Cane toads (Bufo marinus) are the world's most famous toad, and for good reason: they are masters of invasion. Native to Central and South America, they were introduced to numerous countries in the early 1900's. In 1935, 101 cane toads were taken from Hawaii (where they had been previously introduced) and were set free in the Townsville area of North Queensland, Australia, where it was hoped that the toad would combat the cane beetles (pests of the sugarcane). Unfortunately, the beetles are out by day and the toads come out at night. Further, the beetles live up high in the cane, and the toads are terrestrial. So the cane toads did not eat many beetles. They did however reproduce! A female cane toad can lay 20,000 eggs, and the cane toads were well adapted to the Australian environment, due to the toxins they hold in their paratoid gland. These toxins deter native wildlife from feeding on the toads, and the toads have taken full advantage of their freedom to wander the landscape virtually unscathed: there are now hundreds of millions of toads in Australia, and they are on an incessant march westward. They have now taken over a large portion of the top half of Australia, and are expanding their westward at a rate of about 50km per year.
Cane toads can grow very large, up to nearly a kilogram. To do this, they have to eat a lot of insects! This means they are competing for food resources with native Australian frogs, and this is likely a problem.
The Red Swamp Crayfish (Procambarus clarkii) is native to the southeastern United States. It is commonly used as bait by fishermen. Unfortunately, crayfish either escape or are intentionally released, and have become established in southern California, Spain and Portugal, where they are causing serious problems, as they have an appetite for newts and salamanders.
By Wildlife Biologist Mark Allaback
Although it has taken a decade and is (somewhat) ongoing, I believe I have been instrumental in eradicating bullfrogs after they were introduced to the Big Sur Watershed in 2000 at a California Red-Legged Frog (Rana draytonii) breeding pond. Of course, the bullfrog eradication effort required lots of work, including 2 pond drainings and endless hunting. But since there were no known bullfrog sources from the relatively isolated area, it was a worthwhile effort.
Unfortunately, we have also lost the California Red-Legged Frog breeding population from the site, almost certainly due to Louisiana Red Swamp Crayfish. Although present when I arrived in 2000, after draining the pond, they completely took over, effectively removing all submergent vegetative cover and presumably feasting on eggs and tadpoles (scattered detections of tiny numbers of late-stage tadpoles were nearly all hammered by pincers). The pond is perennial. Daily crayfish trapping does nothing, although 5000-6000 crayfish are removed each year.

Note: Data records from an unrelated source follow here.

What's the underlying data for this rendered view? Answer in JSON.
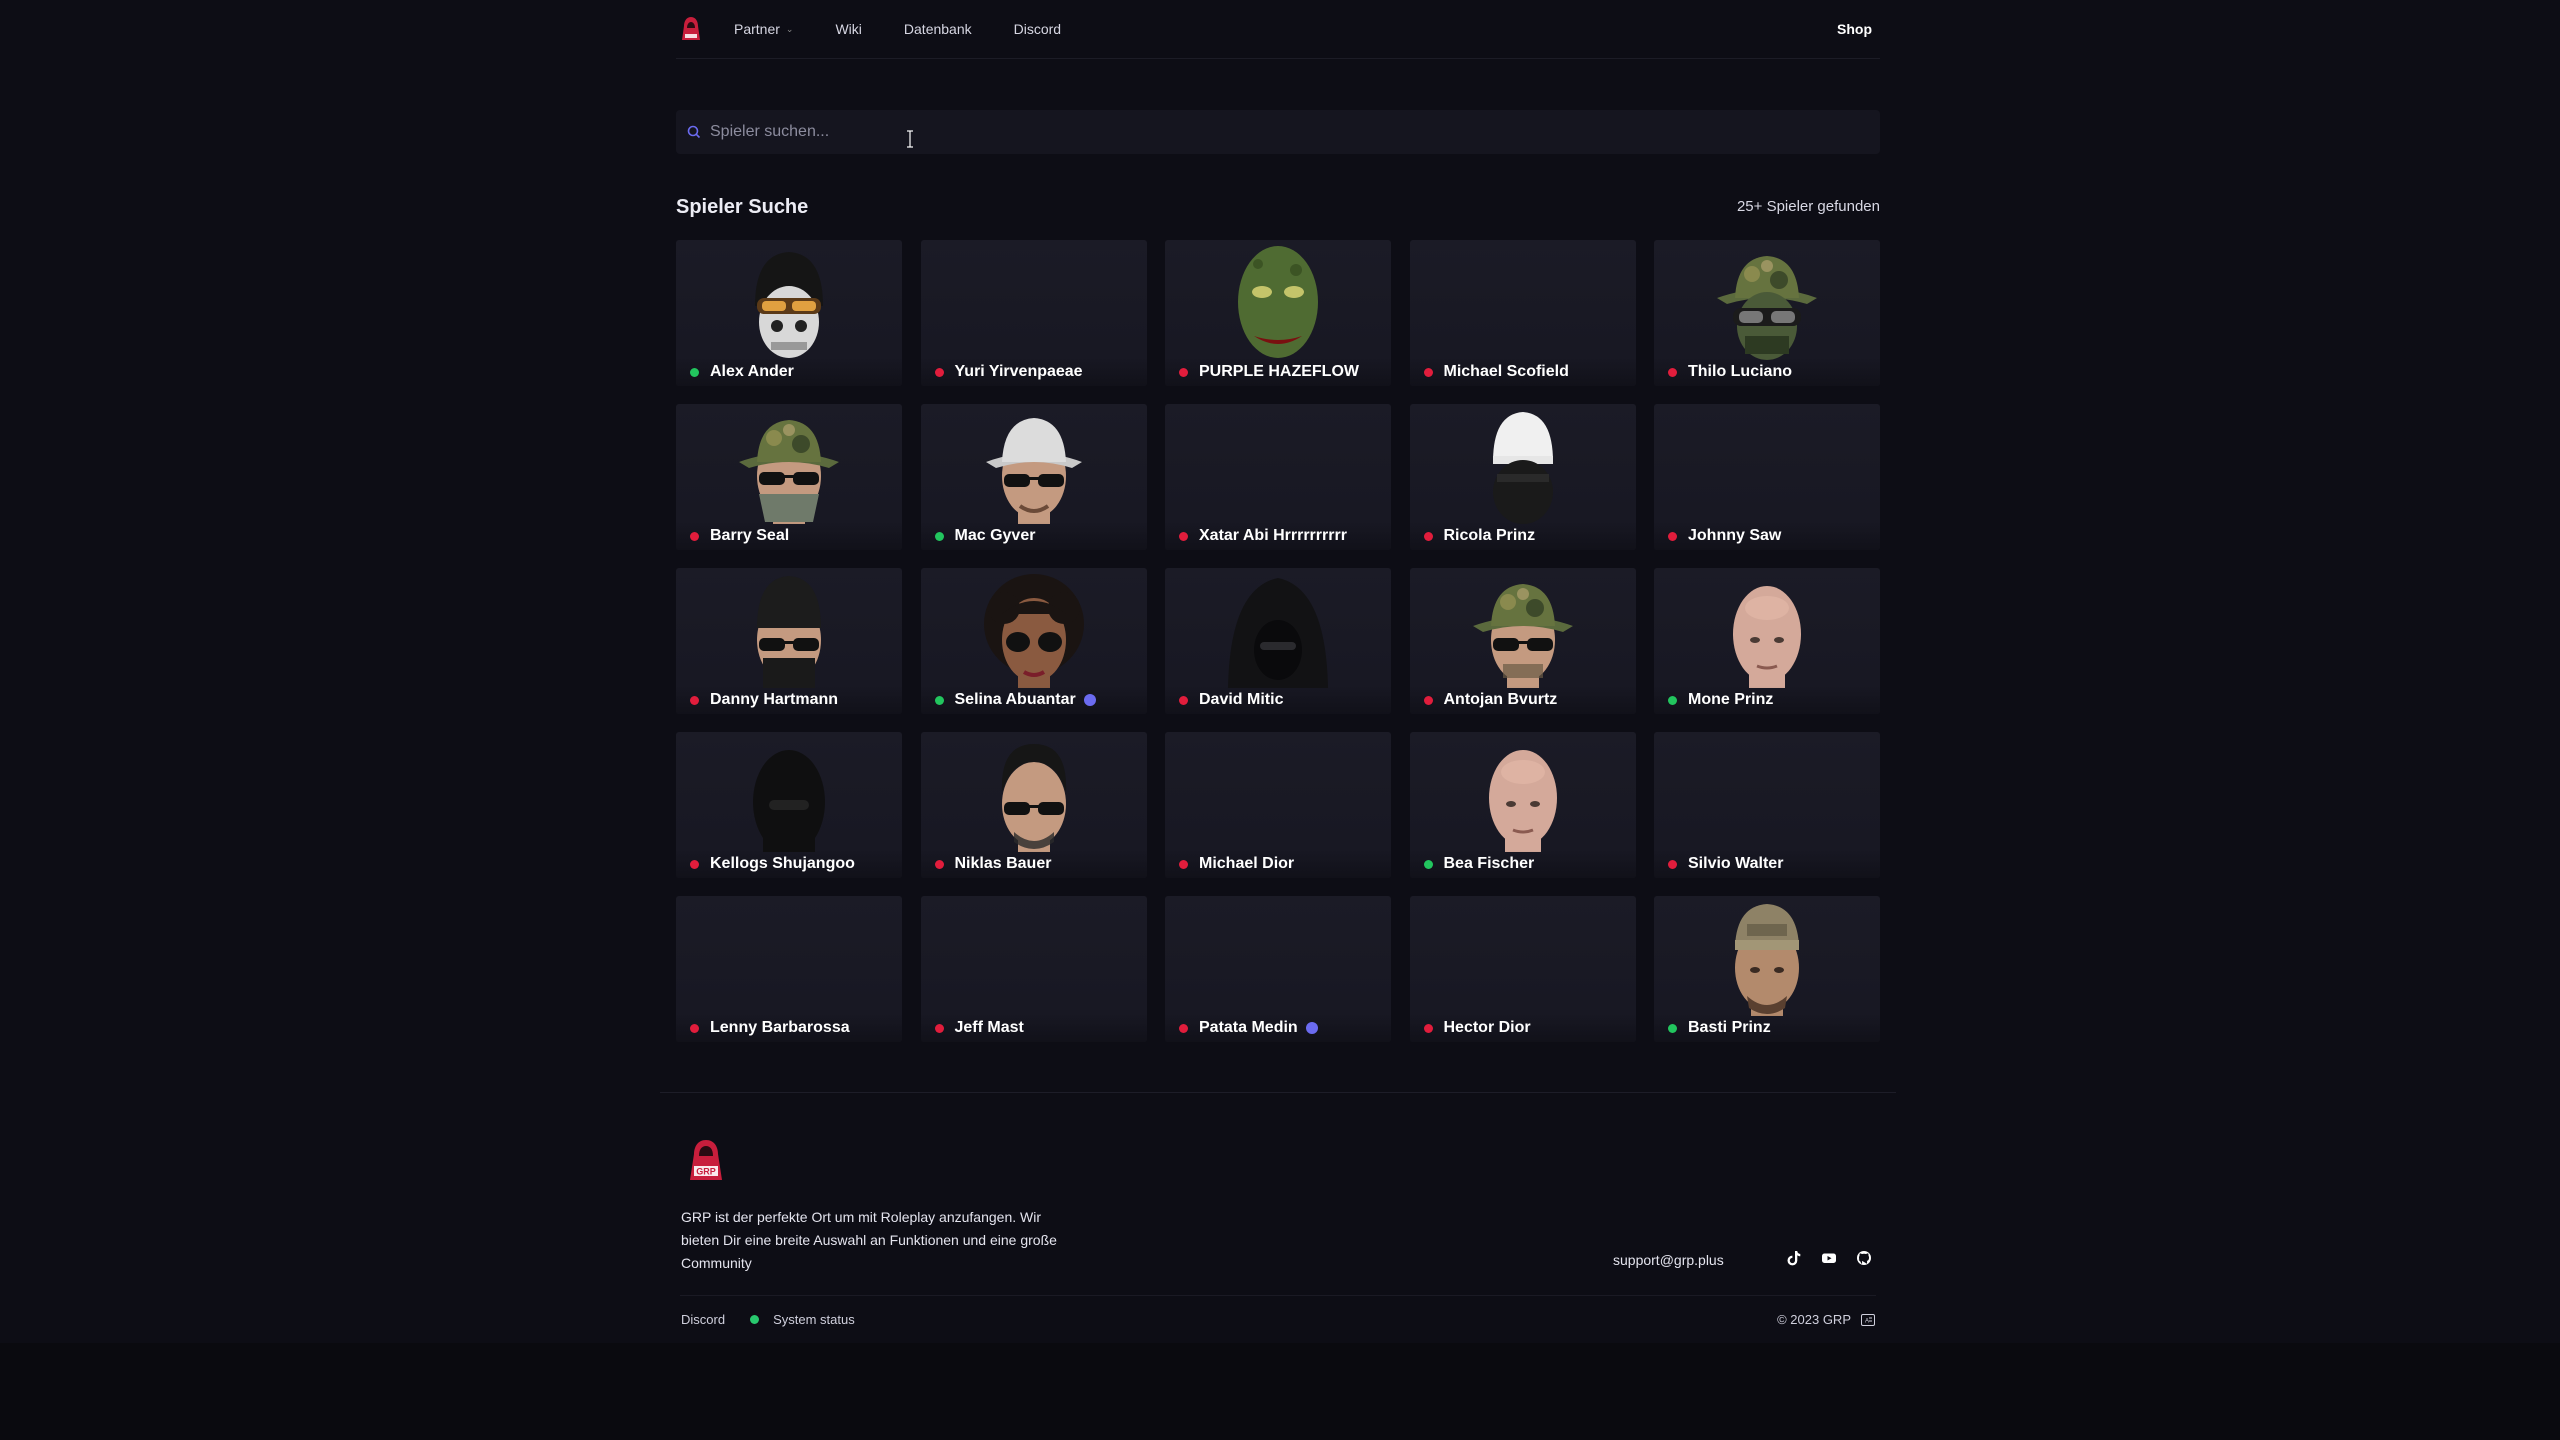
{
  "colors": {
    "online": "#22c55e",
    "offline": "#e11d3c",
    "verified": "#6b6bf0",
    "background": "#0d0d15",
    "card": "#1a1a25"
  },
  "nav": {
    "logo_icon": "grp-hoodie-logo",
    "links": [
      {
        "label": "Partner",
        "has_dropdown": true
      },
      {
        "label": "Wiki"
      },
      {
        "label": "Datenbank"
      },
      {
        "label": "Discord"
      }
    ],
    "shop_label": "Shop"
  },
  "search": {
    "placeholder": "Spieler suchen...",
    "value": ""
  },
  "section": {
    "title": "Spieler Suche",
    "count": "25+ Spieler gefunden"
  },
  "players": [
    {
      "name": "Alex Ander",
      "status": "online",
      "avatar": "skull-mask-goggles",
      "verified": false
    },
    {
      "name": "Yuri Yirvenpaeae",
      "status": "offline",
      "avatar": "none",
      "verified": false
    },
    {
      "name": "PURPLE HAZEFLOW",
      "status": "offline",
      "avatar": "green-alien-mask",
      "verified": false
    },
    {
      "name": "Michael Scofield",
      "status": "offline",
      "avatar": "none",
      "verified": false
    },
    {
      "name": "Thilo Luciano",
      "status": "offline",
      "avatar": "camo-hat-goggles",
      "verified": false
    },
    {
      "name": "Barry Seal",
      "status": "offline",
      "avatar": "camo-hat-bandana",
      "verified": false
    },
    {
      "name": "Mac Gyver",
      "status": "online",
      "avatar": "white-hat-sunglasses",
      "verified": false
    },
    {
      "name": "Xatar Abi Hrrrrrrrrrr",
      "status": "offline",
      "avatar": "none",
      "verified": false
    },
    {
      "name": "Ricola Prinz",
      "status": "offline",
      "avatar": "white-cap-mask",
      "verified": false
    },
    {
      "name": "Johnny Saw",
      "status": "offline",
      "avatar": "none",
      "verified": false
    },
    {
      "name": "Danny Hartmann",
      "status": "offline",
      "avatar": "beanie-sunglasses",
      "verified": false
    },
    {
      "name": "Selina Abuantar",
      "status": "online",
      "avatar": "curly-hair-sunglasses",
      "verified": true
    },
    {
      "name": "David Mitic",
      "status": "offline",
      "avatar": "dark-hood",
      "verified": false
    },
    {
      "name": "Antojan Bvurtz",
      "status": "offline",
      "avatar": "camo-hat-sunglasses",
      "verified": false
    },
    {
      "name": "Mone Prinz",
      "status": "online",
      "avatar": "bald-head",
      "verified": false
    },
    {
      "name": "Kellogs Shujangoo",
      "status": "offline",
      "avatar": "black-balaclava",
      "verified": false
    },
    {
      "name": "Niklas Bauer",
      "status": "offline",
      "avatar": "dark-hair-sunglasses",
      "verified": false
    },
    {
      "name": "Michael Dior",
      "status": "offline",
      "avatar": "none",
      "verified": false
    },
    {
      "name": "Bea Fischer",
      "status": "online",
      "avatar": "bald-head",
      "verified": false
    },
    {
      "name": "Silvio Walter",
      "status": "offline",
      "avatar": "none",
      "verified": false
    },
    {
      "name": "Lenny Barbarossa",
      "status": "offline",
      "avatar": "none",
      "verified": false
    },
    {
      "name": "Jeff Mast",
      "status": "offline",
      "avatar": "none",
      "verified": false
    },
    {
      "name": "Patata Medin",
      "status": "offline",
      "avatar": "none",
      "verified": true
    },
    {
      "name": "Hector Dior",
      "status": "offline",
      "avatar": "none",
      "verified": false
    },
    {
      "name": "Basti Prinz",
      "status": "online",
      "avatar": "backwards-cap",
      "verified": false
    }
  ],
  "footer": {
    "logo_icon": "grp-hoodie-logo",
    "logo_text": "GRP",
    "description": "GRP ist der perfekte Ort um mit Roleplay anzufangen. Wir bieten Dir eine breite Auswahl an Funktionen und eine große Community",
    "email": "support@grp.plus",
    "socials": [
      "tiktok-icon",
      "youtube-icon",
      "github-icon"
    ],
    "discord_label": "Discord",
    "status_label": "System status",
    "copyright": "© 2023 GRP",
    "language_icon": "language-icon"
  }
}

This year we may essentially take the pond out of commission, at least half the year, by dewatering in late May and keeping it dry until the rains begin in Oct. Perhaps if we do this, the crayfish reproductive cycle will break, and Red-Legged Frogs will one day re-colonize. However, Red-Legged Frogs have not bred successfully since about 2002, although they attempted to for many years (egg mass counts have dropped from ~45 in 2004 to 1 this year).
The crayfish burrow but maybe reducing the hydro-period to 6-7 months for 1 or more years will take them out. My fear is that they will return, since I have seen them disperse overland and found them under debris far from water.
The mosquitofish (Gambusia holbrookii and Gambusia affinis) is often introduced into backyard ponds by homeowners, and into larger waterbodies by local governments attempting to control mosquito populations. Mosquitofish are known predators of native frogs and newts in California, and are also a problem for native frogs in Australia. Mosquitofish photo by S. Curtis.
Defenders of Wildlife wrote an excellent report in 2008 entitled Broken Screens.
If you'd like to learn more about invasive amphibians and reptiles, have a look at Fred Kraus' book 'Alien Reptiles and Amphibians: a scientific compendium and analysis'.